> **Task objective**:
Copy each line below that includes "text".

> **Data provided**:
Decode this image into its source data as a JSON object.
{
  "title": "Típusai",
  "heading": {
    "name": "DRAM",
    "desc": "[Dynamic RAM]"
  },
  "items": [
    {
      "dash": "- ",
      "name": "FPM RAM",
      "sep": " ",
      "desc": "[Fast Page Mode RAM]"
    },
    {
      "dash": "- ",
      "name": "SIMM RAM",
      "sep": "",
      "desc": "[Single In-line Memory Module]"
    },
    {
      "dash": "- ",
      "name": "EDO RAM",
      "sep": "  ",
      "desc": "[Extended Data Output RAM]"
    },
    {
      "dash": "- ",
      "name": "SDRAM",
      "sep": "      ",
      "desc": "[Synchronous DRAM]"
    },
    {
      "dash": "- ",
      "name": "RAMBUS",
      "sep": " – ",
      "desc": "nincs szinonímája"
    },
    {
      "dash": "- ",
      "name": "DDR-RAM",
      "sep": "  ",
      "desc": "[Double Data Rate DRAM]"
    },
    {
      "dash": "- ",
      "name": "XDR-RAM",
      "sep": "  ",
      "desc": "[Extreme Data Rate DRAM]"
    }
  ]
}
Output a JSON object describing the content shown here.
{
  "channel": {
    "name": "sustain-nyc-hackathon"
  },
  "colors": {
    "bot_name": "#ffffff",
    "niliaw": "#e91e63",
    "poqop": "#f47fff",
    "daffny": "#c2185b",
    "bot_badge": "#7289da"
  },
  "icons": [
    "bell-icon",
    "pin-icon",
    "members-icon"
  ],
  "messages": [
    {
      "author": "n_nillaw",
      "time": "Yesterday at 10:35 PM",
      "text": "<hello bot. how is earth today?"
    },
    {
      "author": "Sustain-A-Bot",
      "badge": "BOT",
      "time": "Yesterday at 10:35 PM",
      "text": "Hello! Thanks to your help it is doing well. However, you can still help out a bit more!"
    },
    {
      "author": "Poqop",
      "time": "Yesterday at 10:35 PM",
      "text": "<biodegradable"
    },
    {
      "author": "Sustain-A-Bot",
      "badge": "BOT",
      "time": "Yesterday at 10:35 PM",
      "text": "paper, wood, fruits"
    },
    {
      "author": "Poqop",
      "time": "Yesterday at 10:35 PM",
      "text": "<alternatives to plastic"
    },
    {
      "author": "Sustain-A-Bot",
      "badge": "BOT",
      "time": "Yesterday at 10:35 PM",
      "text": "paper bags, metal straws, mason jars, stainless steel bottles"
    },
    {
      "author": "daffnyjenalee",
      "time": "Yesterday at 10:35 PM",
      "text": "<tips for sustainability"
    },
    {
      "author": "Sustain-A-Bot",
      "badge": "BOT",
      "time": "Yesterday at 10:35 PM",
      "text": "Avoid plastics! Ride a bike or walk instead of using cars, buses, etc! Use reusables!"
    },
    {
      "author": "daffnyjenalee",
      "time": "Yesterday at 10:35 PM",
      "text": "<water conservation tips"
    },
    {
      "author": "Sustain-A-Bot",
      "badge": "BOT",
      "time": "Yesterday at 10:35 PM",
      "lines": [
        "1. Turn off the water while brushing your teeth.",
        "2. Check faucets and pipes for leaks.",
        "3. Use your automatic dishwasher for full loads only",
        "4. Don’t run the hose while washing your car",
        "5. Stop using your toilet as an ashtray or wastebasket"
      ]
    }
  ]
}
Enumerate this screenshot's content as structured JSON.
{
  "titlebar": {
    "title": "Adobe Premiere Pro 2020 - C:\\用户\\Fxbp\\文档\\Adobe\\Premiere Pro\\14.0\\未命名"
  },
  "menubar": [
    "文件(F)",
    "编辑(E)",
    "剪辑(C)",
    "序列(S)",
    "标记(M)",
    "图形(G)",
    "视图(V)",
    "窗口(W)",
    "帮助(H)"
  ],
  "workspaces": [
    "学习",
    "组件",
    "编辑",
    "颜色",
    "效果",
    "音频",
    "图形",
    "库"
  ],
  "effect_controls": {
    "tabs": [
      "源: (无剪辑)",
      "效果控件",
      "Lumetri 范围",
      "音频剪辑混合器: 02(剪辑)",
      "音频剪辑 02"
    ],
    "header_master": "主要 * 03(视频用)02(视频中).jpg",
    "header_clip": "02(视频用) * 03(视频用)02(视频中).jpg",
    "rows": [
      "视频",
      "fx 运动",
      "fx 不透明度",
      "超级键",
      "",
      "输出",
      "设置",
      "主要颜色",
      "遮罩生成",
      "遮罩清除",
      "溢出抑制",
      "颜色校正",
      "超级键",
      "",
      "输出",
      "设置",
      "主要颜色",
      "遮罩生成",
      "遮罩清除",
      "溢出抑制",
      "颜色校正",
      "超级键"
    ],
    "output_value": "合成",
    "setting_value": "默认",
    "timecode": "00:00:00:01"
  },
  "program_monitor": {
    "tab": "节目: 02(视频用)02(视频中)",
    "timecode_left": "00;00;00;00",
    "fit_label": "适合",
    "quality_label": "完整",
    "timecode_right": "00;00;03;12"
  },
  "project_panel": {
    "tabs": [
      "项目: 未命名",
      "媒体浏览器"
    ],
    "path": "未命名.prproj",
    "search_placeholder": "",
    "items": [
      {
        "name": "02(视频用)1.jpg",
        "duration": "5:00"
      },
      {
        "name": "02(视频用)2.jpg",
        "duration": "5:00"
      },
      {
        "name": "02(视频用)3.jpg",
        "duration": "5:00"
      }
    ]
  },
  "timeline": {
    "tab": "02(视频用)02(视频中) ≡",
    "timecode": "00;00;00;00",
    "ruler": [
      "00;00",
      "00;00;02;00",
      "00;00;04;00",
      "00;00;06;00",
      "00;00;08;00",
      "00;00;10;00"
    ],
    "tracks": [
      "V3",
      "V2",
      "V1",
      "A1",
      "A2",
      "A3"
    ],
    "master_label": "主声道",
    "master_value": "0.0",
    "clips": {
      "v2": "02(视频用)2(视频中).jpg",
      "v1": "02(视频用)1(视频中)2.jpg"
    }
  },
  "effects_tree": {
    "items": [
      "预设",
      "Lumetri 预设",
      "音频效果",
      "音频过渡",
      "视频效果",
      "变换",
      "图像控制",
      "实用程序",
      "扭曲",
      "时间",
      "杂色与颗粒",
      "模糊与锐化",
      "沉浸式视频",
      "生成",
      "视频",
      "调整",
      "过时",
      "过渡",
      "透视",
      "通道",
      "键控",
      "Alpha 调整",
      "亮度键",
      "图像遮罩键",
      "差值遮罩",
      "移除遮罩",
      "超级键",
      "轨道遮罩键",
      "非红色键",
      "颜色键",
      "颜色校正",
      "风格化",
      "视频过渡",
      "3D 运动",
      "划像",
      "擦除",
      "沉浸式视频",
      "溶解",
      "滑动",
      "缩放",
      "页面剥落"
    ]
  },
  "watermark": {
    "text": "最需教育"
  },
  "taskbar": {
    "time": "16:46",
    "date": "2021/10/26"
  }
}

> **Task solution**:
      "text": "<hello bot. how is earth today?"
      "text": "Hello! Thanks to your help it is doing well. However, you can still help out a bit more!"
      "text": "<biodegradable"
      "text": "paper, wood, fruits"
      "text": "<alternatives to plastic"
      "text": "paper bags, metal straws, mason jars, stainless steel bottles"
      "text": "<tips for sustainability"
      "text": "Avoid plastics! Ride a bike or walk instead of using cars, buses, etc! Use reusables!"
      "text": "<water conservation tips"
    "text": "最需教育"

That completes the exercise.